_What to do:_ What you return should be the line containing "Read all visible content and emit it as JSON." and each line after it to the end of the records, copied exactly.

_Supplied entries:_
_ _ _ _ _

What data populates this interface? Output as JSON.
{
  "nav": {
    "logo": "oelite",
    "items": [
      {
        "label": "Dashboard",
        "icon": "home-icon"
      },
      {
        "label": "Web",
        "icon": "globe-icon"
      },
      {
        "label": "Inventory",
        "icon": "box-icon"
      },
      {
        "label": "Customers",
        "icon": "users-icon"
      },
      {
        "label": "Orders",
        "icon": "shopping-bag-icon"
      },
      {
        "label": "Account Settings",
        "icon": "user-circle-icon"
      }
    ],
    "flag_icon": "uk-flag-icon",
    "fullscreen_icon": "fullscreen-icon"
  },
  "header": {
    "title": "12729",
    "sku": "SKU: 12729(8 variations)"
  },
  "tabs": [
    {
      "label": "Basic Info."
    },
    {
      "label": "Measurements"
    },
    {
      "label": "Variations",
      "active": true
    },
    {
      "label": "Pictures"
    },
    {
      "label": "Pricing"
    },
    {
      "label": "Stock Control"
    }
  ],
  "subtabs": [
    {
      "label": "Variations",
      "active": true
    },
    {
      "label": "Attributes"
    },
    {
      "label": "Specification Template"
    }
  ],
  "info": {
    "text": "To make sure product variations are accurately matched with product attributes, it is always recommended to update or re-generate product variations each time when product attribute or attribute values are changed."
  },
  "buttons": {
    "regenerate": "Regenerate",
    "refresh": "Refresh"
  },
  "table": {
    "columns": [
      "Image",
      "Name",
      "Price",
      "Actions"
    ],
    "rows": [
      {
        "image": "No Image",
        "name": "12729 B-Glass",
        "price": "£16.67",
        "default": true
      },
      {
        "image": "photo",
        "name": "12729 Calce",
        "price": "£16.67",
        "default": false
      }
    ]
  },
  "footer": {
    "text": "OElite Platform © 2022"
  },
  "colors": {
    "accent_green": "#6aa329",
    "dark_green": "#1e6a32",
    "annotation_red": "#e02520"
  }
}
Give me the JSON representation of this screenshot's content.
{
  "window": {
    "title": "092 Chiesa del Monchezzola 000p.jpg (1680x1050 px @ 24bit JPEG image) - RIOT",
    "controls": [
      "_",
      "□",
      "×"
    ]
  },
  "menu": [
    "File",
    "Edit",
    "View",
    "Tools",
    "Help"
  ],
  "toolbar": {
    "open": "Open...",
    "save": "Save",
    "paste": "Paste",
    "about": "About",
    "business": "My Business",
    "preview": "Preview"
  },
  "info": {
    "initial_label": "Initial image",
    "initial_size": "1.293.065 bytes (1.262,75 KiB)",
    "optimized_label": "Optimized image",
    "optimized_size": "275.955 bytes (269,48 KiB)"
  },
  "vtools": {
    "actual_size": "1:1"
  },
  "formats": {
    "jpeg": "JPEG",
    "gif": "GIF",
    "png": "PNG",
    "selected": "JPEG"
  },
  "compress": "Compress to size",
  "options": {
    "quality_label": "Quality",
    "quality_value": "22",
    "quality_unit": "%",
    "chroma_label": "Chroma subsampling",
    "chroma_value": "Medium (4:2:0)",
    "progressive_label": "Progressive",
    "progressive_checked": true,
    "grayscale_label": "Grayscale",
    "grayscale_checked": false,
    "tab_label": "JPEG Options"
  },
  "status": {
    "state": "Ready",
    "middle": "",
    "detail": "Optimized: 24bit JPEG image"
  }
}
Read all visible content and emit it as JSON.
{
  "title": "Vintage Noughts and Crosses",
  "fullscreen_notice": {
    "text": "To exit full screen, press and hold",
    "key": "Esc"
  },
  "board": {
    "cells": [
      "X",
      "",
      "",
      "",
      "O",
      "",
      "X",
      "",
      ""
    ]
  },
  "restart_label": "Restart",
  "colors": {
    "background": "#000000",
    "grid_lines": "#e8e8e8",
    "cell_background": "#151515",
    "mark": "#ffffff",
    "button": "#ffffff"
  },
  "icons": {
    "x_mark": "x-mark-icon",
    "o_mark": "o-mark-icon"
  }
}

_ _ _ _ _

_Expected answer:_
Read all visible content and emit it as JSON.
{
  "title": "Vintage Noughts and Crosses",
  "fullscreen_notice": {
    "text": "To exit full screen, press and hold",
    "key": "Esc"
  },
  "board": {
    "cells": [
      "X",
      "",
      "",
      "",
      "O",
      "",
      "X",
      "",
      ""
    ]
  },
  "restart_label": "Restart",
  "colors": {
    "background": "#000000",
    "grid_lines": "#e8e8e8",
    "cell_background": "#151515",
    "mark": "#ffffff",
    "button": "#ffffff"
  },
  "icons": {
    "x_mark": "x-mark-icon",
    "o_mark": "o-mark-icon"
  }
}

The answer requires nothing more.